Some four decades after his untimely death, appreciation for Herbie Nichols' unique musical gifts has at last reached an audible pitch. With tributes by Roswell Rudd, the Herbie Nichols Project and a sparse-load of others already in the can, guitarist Eric T. Johnson jumps into the fray with his newest release.
As those who have tried their hand will readily attest, the late pianist's music is far from a walk in the park. Though brimming with beauty, tenderness and melancholy, Nichols' eclectic pen demands utmost sensitivity and discipline from its interpreters. That said, Johnson and company - rounded out by Phil Grenadier on trumpet, George Garzone on saxophones, Bob Nieske on bass, and Nat Mugavero on drums - have clearly done their homework. Throughout the set, the ensemble remains faithful to the material at hand, while infusing it with originality and freshness of their own invention.
Of particular note are Johnson's arrangements, which cast intriguing degrees of shadow and light through harmonic pairings of guitar and horn. On "Love, Gloom, Cash, Love," for instance, Johnson picks delicate, tender lines while Grenadier's trumpet deftly cascades up and down the melody. With "Crisp Day," the contrast is even more dramatic, as Johnson's musing guitar plays parent to Garzone's youthful, frolicking soprano. In both cases, the result is a delightfully textured sound that manifests the depth of Nichols' compositions.
Above all else, Johnson's recording reinforces the fact that, though buried for some 40 years, this material remains compelling and poignant to the ear today. The more musicians endeavor to play this fine music, the more people will get a chance to hear it - and eventually, perchance, the rightful legacy of Herbie Nichols will at last be realized.
Note: this review originally appeared in All About Jazz: New York .

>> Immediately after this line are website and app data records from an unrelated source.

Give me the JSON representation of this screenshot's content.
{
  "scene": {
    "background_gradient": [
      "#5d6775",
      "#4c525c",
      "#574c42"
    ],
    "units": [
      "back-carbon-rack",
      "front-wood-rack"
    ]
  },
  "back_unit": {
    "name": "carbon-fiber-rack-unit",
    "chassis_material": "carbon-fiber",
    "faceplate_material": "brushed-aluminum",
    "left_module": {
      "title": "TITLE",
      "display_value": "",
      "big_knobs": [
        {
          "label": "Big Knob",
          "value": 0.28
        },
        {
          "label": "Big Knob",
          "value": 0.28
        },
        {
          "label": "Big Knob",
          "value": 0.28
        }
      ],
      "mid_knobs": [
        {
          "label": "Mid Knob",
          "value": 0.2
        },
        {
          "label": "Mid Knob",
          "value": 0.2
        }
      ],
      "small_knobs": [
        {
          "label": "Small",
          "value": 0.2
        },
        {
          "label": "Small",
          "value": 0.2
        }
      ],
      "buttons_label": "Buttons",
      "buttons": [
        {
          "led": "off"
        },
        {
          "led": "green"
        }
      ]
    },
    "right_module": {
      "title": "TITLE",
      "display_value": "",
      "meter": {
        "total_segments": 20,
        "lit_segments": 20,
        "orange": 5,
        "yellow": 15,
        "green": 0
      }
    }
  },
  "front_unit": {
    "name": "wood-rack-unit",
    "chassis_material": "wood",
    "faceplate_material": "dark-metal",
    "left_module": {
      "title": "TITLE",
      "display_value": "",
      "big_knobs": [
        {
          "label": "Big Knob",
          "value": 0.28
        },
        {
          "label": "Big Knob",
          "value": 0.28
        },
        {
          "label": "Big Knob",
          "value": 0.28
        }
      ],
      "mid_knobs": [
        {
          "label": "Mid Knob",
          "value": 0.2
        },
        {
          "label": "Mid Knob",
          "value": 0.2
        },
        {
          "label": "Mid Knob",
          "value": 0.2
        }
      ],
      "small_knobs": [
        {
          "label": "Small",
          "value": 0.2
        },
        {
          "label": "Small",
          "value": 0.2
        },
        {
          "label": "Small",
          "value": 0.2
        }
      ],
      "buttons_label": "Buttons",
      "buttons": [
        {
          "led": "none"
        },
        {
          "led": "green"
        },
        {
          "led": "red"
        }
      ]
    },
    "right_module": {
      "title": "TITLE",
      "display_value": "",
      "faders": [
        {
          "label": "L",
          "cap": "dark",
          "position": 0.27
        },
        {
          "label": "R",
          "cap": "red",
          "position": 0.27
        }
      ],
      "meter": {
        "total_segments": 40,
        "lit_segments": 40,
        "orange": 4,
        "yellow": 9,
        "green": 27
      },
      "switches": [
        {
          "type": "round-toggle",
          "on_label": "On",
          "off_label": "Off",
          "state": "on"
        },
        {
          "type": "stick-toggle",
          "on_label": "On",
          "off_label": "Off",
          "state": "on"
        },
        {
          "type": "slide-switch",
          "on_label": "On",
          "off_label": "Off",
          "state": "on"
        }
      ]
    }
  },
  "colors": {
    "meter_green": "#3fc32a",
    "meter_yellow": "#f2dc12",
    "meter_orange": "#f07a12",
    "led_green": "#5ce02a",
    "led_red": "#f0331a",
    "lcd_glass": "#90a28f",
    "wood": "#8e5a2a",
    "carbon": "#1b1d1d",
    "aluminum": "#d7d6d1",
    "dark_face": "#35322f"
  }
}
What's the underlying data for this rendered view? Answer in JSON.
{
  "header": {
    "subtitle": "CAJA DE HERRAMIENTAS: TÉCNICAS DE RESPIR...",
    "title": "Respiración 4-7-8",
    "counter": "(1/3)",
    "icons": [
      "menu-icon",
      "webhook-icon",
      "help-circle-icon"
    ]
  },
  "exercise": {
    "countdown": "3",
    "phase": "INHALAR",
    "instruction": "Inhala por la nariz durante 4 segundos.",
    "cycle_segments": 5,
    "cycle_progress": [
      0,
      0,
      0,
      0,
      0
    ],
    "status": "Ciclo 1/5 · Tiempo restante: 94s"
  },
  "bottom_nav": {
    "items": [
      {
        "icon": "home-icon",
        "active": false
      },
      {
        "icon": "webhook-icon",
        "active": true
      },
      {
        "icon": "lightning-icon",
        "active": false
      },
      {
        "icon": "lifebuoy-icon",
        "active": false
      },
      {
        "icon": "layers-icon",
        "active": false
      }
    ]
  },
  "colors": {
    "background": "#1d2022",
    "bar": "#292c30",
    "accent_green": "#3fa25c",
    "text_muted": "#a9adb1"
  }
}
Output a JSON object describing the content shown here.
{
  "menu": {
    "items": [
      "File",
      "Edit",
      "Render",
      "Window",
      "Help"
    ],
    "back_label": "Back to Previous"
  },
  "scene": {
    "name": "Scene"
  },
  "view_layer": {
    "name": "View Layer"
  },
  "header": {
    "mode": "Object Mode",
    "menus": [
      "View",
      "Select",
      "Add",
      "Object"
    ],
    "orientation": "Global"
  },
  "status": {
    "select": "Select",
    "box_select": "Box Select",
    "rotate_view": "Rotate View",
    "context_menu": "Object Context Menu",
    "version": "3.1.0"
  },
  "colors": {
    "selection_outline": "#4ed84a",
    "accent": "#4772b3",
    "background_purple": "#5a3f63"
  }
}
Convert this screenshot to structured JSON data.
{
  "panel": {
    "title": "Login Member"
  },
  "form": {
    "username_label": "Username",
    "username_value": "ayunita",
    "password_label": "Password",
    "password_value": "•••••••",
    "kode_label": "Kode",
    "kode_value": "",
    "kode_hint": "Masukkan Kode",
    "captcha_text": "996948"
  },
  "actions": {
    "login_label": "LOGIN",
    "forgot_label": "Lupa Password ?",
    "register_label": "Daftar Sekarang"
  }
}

Personnel: George Garzone - Sax (Soprano), Sax (Tenor) ;
Bob Nieske - Bass (Acoustic) ;
Nat Mugavero - Drums ;
Phil Grenadier - Trumpet ;
Eric T. Johnson - Guitar.